Juan Lagares made the jump from Double-A to Triple-A in 2013 and, after performing rather well in the first handful of games, the Mets promoted the Dominican Republic native to the major leagues last year. Although he struggled to get adjusted to major league pitching, the 25-year-old has settled into his role with the Mets.
Hitting .279 this year, he now has the second-best average on the club behind Daniel Murphy, who is the only Met batting over .300. Following a solid first half of the season, Lagares cooled off in June and July, yet he has since started to heat up. Over the last 28 days, he is hitting .282 with 12 RBIs, and last night he hit his second home run in three games.
With his offensive abilities starting to reemerge, he continues to be among the best center fielders—if not the very best—in baseball. He's pacing National League center fielders with 29 defensive runs saved, far more than Arizona's Ender Inciarte and Cincinnati's Billy Hamilton. He also added another highlight-reel catch to his resume last night.

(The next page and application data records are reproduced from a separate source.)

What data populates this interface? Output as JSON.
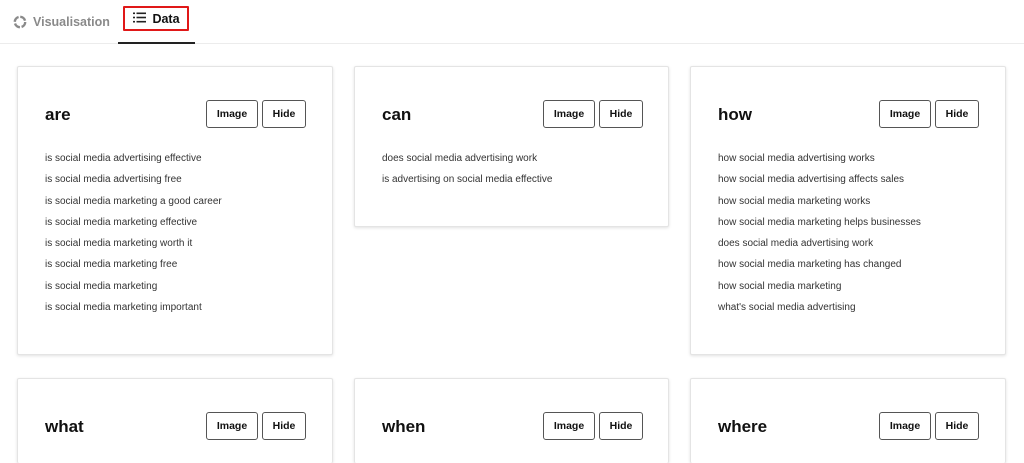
{
  "tabs": {
    "visualisation": {
      "label": "Visualisation",
      "icon": "ring-icon"
    },
    "data": {
      "label": "Data",
      "icon": "list-icon"
    }
  },
  "colors": {
    "highlight": "#e01818",
    "active": "#222222",
    "inactive": "#8a8a8a"
  },
  "cards": [
    {
      "title": "are",
      "image_label": "Image",
      "hide_label": "Hide",
      "items": [
        "is social media advertising effective",
        "is social media advertising free",
        "is social media marketing a good career",
        "is social media marketing effective",
        "is social media marketing worth it",
        "is social media marketing free",
        "is social media marketing",
        "is social media marketing important"
      ]
    },
    {
      "title": "can",
      "image_label": "Image",
      "hide_label": "Hide",
      "items": [
        "does social media advertising work",
        "is advertising on social media effective"
      ]
    },
    {
      "title": "how",
      "image_label": "Image",
      "hide_label": "Hide",
      "items": [
        "how social media advertising works",
        "how social media advertising affects sales",
        "how social media marketing works",
        "how social media marketing helps businesses",
        "does social media advertising work",
        "how social media marketing has changed",
        "how social media marketing",
        "what's social media advertising"
      ]
    },
    {
      "title": "what",
      "image_label": "Image",
      "hide_label": "Hide",
      "items": []
    },
    {
      "title": "when",
      "image_label": "Image",
      "hide_label": "Hide",
      "items": []
    },
    {
      "title": "where",
      "image_label": "Image",
      "hide_label": "Hide",
      "items": []
    }
  ]
}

Here are some more interesting facts about Lagares courtesy of long-time Amazin' Avenue community member Gina:
The next three center fielders trailing Lagares in Fangraphs WAR are all over 500 plate appearances (Juan has 366).
Despite flashing great speed in the outfield he’s so far rated as a neutral/slightly negative base runner, so it’s possible that’s another place we could see him add some offensive value, especially as he gets more experience on the base paths.
Even with all his offensive holes he’s managed to be exactly average offensively.
While he does have a high BABIP he also has a huge line-drive rate and his BABIP isn’t actually well out of league with his comparable center fielders.
He also avoids hitting ground balls. If you think he’ll turn into a decent threat on the base paths then adding the infield hits to his repertoire will add some value. On the other hand, it also means he’s more likely to get sacrifice flies and avoid double plays and fielder’s choices.
As his career continues to progress, Lagares will be eyed as someone who can help lead the Mets back to the playoffs for the first time since 2006. Lagares is steadily improving, and an offensive surge is just what the team and its fans need at this point in the season.